BEIRUT — A visiting United Nations envoy warned Sunday that breaches of the cease-fire between Israel and Hezbollah could hamper attempts to build a 15,000-member international peacekeeping force for southern Lebanon by alarming governments already reluctant to commit troops.
"What we have to do now is for all parties concerned to show utmost restraint to produce a situation that is so stable that troop contributors will come forward to hopefully reach the goal of 15,000" peacekeepers, envoy Terje Roed-Larsen said at a news conference.
His comments came a day after U.N. Secretary-General Kofi Annan called Saturday's Israeli commando raid in Lebanon a violation of the Security Council resolution that last week ended 34 days of fighting.
Israel continued to defend the raid, which resulted in a clash with Hezbollah fighters that killed an Israeli officer. It said the attack was aimed at intercepting weapons flowing to Hezbollah from Syria.
"The U.N. resolution includes very clear instructions against the transfer of weapons to Hezbollah from Syria and Iran," said Israeli Cabinet minister Isaac Herzog. "This embargo needs to be implemented. As long as it isn't implemented, we have the right to verify that weapons don't go through."
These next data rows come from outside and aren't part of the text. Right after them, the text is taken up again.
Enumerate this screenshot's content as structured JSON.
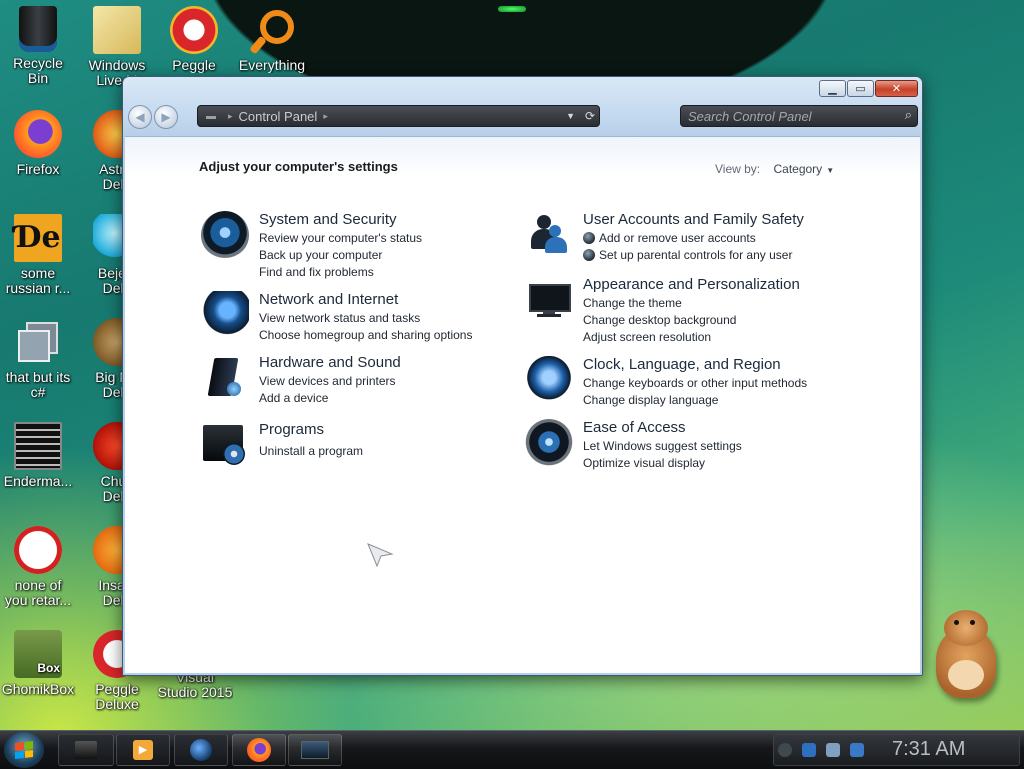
{
  "desktop": {
    "icons": [
      {
        "label_1": "Recycle",
        "label_2": "Bin",
        "icon": "recycle-bin-icon"
      },
      {
        "label_1": "Windows",
        "label_2": "Live M",
        "icon": "windows-live-mail-icon"
      },
      {
        "label_1": "Peggle",
        "label_2": "",
        "icon": "peggle-icon"
      },
      {
        "label_1": "Everything",
        "label_2": "",
        "icon": "everything-search-icon"
      },
      {
        "label_1": "Firefox",
        "label_2": "",
        "icon": "firefox-icon"
      },
      {
        "label_1": "Astrol",
        "label_2": "Delu",
        "icon": "astropop-icon"
      },
      {
        "label_1": "some",
        "label_2": "russian r...",
        "icon": "de-app-icon"
      },
      {
        "label_1": "Bejew",
        "label_2": "Delu",
        "icon": "bejeweled-icon"
      },
      {
        "label_1": "that but its",
        "label_2": "c#",
        "icon": "copy-windows-icon"
      },
      {
        "label_1": "Big Mo",
        "label_2": "Delu",
        "icon": "big-money-icon"
      },
      {
        "label_1": "Enderma...",
        "label_2": "",
        "icon": "enderman-app-icon"
      },
      {
        "label_1": "Chuz",
        "label_2": "Delu",
        "icon": "chuzzle-icon"
      },
      {
        "label_1": "none of",
        "label_2": "you retar...",
        "icon": "dino-app-icon"
      },
      {
        "label_1": "Insani",
        "label_2": "Delu",
        "icon": "insaniquarium-icon"
      },
      {
        "label_1": "GhomikBox",
        "label_2": "",
        "icon": "ghomikbox-icon"
      },
      {
        "label_1": "Peggle",
        "label_2": "Deluxe",
        "icon": "peggle-deluxe-icon"
      },
      {
        "label_1": "Visual",
        "label_2": "Studio 2015",
        "icon": "visual-studio-icon"
      }
    ],
    "ghomik_badge": "Box"
  },
  "window": {
    "address": {
      "segment": "Control Panel"
    },
    "search": {
      "placeholder": "Search Control Panel"
    },
    "heading": "Adjust your computer's settings",
    "view_by": {
      "label": "View by:",
      "value": "Category"
    },
    "categories_left": [
      {
        "title": "System and Security",
        "links": [
          "Review your computer's status",
          "Back up your computer",
          "Find and fix problems"
        ]
      },
      {
        "title": "Network and Internet",
        "links": [
          "View network status and tasks",
          "Choose homegroup and sharing options"
        ]
      },
      {
        "title": "Hardware and Sound",
        "links": [
          "View devices and printers",
          "Add a device"
        ]
      },
      {
        "title": "Programs",
        "links": [
          "Uninstall a program"
        ]
      }
    ],
    "categories_right": [
      {
        "title": "User Accounts and Family Safety",
        "links": [
          "Add or remove user accounts",
          "Set up parental controls for any user"
        ]
      },
      {
        "title": "Appearance and Personalization",
        "links": [
          "Change the theme",
          "Change desktop background",
          "Adjust screen resolution"
        ]
      },
      {
        "title": "Clock, Language, and Region",
        "links": [
          "Change keyboards or other input methods",
          "Change display language"
        ]
      },
      {
        "title": "Ease of Access",
        "links": [
          "Let Windows suggest settings",
          "Optimize visual display"
        ]
      }
    ]
  },
  "taskbar": {
    "clock": "7:31 AM"
  },
  "colors": {
    "link_text": "#222a33",
    "title_text": "#1b2a3a",
    "close_button": "#c54228"
  }
}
Israel said its special operations would continue, citing what it contends is the slow pace of the Lebanese army's deployment into southern Lebanon and the sluggish response of the international community to the Security Council's request for peacekeepers.
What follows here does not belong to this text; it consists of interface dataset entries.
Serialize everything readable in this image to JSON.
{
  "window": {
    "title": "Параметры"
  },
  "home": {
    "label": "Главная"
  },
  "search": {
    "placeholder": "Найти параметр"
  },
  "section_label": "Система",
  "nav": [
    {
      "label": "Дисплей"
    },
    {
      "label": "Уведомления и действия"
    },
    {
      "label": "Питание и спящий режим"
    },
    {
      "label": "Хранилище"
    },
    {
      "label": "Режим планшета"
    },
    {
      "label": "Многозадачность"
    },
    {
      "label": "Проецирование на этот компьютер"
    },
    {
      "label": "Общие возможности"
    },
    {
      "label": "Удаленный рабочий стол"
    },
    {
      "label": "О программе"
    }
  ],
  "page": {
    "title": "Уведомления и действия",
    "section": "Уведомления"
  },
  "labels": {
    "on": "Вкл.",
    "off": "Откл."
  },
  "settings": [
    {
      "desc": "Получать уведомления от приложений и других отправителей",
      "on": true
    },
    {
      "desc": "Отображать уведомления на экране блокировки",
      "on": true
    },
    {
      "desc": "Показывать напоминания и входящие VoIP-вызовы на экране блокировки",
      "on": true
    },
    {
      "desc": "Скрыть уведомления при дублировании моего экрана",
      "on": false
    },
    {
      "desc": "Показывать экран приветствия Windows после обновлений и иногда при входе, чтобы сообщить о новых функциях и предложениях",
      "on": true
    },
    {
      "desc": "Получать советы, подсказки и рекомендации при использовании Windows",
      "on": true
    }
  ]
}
In Washington, Sen. John McCain (R-Ariz.) defended the Israeli raid.
"If we, in the United States, had someone on our northern border who was being resupplied, who had just attacked us, I think the American people would expect us to take preventive action," McCain, a senior member of the Armed Services Committee, said on NBC's "Meet the Press."
International troop commitments remain far below the U.N.'s 15,000 target, with Western governments pledging only a trickle so far.
Many governments say they are waiting for the U.N. to decide on the rules of engagement so they can assess the risk to their soldiers, noting that combatants in Lebanon had a long history of targeting foreign troops.
But Israel threw up a potential obstacle for the United Nations.
Prime Minister Ehud Olmert's "security Cabinet" indicated it would not accept peacekeeping troops from countries that did not have diplomatic ties with Israel.
That would preclude soldiers from Indonesia, Bangladesh and Malaysia, whose governments have been the only ones to offer significant numbers of front-line soldiers for the mission.
Olmert's office issued a statement Sunday urging Italy to assume responsibility for leading the international peacekeepers and for monitoring the Lebanese-Syrian border.
The Security Council resolution makes no mention of any government holding veto power over the force's composition.
"It is not up to Israel to decide on the countries which will make up a force that will be stationed in Lebanon," said a Lebanese official, who requested anonymity because his government had not officially commented on the matter.
Roed-Larsen commended the Lebanese army, which has started to deploy 15,000 soldiers to southern Lebanon to try to establish the government's authority.
Despite Israeli criticism, the Lebanese government said the operation was proceeding as well as could be expected.
"We are not concerned at all about the pace of our deployment," said Mohammed Chatah, an advisor to Lebanese Prime Minister Fouad Siniora. "We are concerned that the Israeli withdrawal calendar is slow."
Times staff writers Laura King in Jerusalem and Richard Simon in Washington contributed to this report.